- PROBLEM TO WORK ON
The answer must restate every record word for word.

- INFORMATION PROVIDED

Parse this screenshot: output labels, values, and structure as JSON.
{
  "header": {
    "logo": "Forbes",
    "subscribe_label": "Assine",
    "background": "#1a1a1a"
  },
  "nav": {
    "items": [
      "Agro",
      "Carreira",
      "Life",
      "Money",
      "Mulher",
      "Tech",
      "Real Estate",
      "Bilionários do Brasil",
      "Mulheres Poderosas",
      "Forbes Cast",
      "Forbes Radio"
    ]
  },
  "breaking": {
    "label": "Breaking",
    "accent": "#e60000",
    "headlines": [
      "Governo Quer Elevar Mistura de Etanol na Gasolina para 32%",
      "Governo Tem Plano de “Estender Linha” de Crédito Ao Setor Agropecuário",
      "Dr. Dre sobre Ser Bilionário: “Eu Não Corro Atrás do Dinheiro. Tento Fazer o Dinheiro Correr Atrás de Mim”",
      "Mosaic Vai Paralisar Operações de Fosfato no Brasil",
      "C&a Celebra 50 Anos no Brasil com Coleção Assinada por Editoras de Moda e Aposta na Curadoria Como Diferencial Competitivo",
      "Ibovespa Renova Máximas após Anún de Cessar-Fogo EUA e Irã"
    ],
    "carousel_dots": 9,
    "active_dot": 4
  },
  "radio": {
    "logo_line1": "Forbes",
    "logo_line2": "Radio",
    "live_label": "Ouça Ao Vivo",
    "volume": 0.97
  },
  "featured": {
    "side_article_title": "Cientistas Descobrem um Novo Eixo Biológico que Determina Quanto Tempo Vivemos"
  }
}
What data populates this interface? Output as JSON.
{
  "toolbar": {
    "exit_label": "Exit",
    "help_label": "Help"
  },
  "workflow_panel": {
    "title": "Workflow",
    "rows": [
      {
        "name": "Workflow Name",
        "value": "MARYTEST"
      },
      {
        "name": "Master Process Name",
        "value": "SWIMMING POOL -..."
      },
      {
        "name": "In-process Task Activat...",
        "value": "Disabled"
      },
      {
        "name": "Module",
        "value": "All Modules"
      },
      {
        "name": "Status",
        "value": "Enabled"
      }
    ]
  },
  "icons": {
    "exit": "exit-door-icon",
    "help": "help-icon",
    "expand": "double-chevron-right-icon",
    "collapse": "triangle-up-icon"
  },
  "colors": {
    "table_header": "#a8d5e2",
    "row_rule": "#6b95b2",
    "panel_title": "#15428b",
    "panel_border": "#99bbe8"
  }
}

- REPLY
Parse this screenshot: output labels, values, and structure as JSON.
{
  "header": {
    "logo": "Forbes",
    "subscribe_label": "Assine",
    "background": "#1a1a1a"
  },
  "nav": {
    "items": [
      "Agro",
      "Carreira",
      "Life",
      "Money",
      "Mulher",
      "Tech",
      "Real Estate",
      "Bilionários do Brasil",
      "Mulheres Poderosas",
      "Forbes Cast",
      "Forbes Radio"
    ]
  },
  "breaking": {
    "label": "Breaking",
    "accent": "#e60000",
    "headlines": [
      "Governo Quer Elevar Mistura de Etanol na Gasolina para 32%",
      "Governo Tem Plano de “Estender Linha” de Crédito Ao Setor Agropecuário",
      "Dr. Dre sobre Ser Bilionário: “Eu Não Corro Atrás do Dinheiro. Tento Fazer o Dinheiro Correr Atrás de Mim”",
      "Mosaic Vai Paralisar Operações de Fosfato no Brasil",
      "C&a Celebra 50 Anos no Brasil com Coleção Assinada por Editoras de Moda e Aposta na Curadoria Como Diferencial Competitivo",
      "Ibovespa Renova Máximas após Anún de Cessar-Fogo EUA e Irã"
    ],
    "carousel_dots": 9,
    "active_dot": 4
  },
  "radio": {
    "logo_line1": "Forbes",
    "logo_line2": "Radio",
    "live_label": "Ouça Ao Vivo",
    "volume": 0.97
  },
  "featured": {
    "side_article_title": "Cientistas Descobrem um Novo Eixo Biológico que Determina Quanto Tempo Vivemos"
  }
}
What data populates this interface? Output as JSON.
{
  "toolbar": {
    "exit_label": "Exit",
    "help_label": "Help"
  },
  "workflow_panel": {
    "title": "Workflow",
    "rows": [
      {
        "name": "Workflow Name",
        "value": "MARYTEST"
      },
      {
        "name": "Master Process Name",
        "value": "SWIMMING POOL -..."
      },
      {
        "name": "In-process Task Activat...",
        "value": "Disabled"
      },
      {
        "name": "Module",
        "value": "All Modules"
      },
      {
        "name": "Status",
        "value": "Enabled"
      }
    ]
  },
  "icons": {
    "exit": "exit-door-icon",
    "help": "help-icon",
    "expand": "double-chevron-right-icon",
    "collapse": "triangle-up-icon"
  },
  "colors": {
    "table_header": "#a8d5e2",
    "row_rule": "#6b95b2",
    "panel_title": "#15428b",
    "panel_border": "#99bbe8"
  }
}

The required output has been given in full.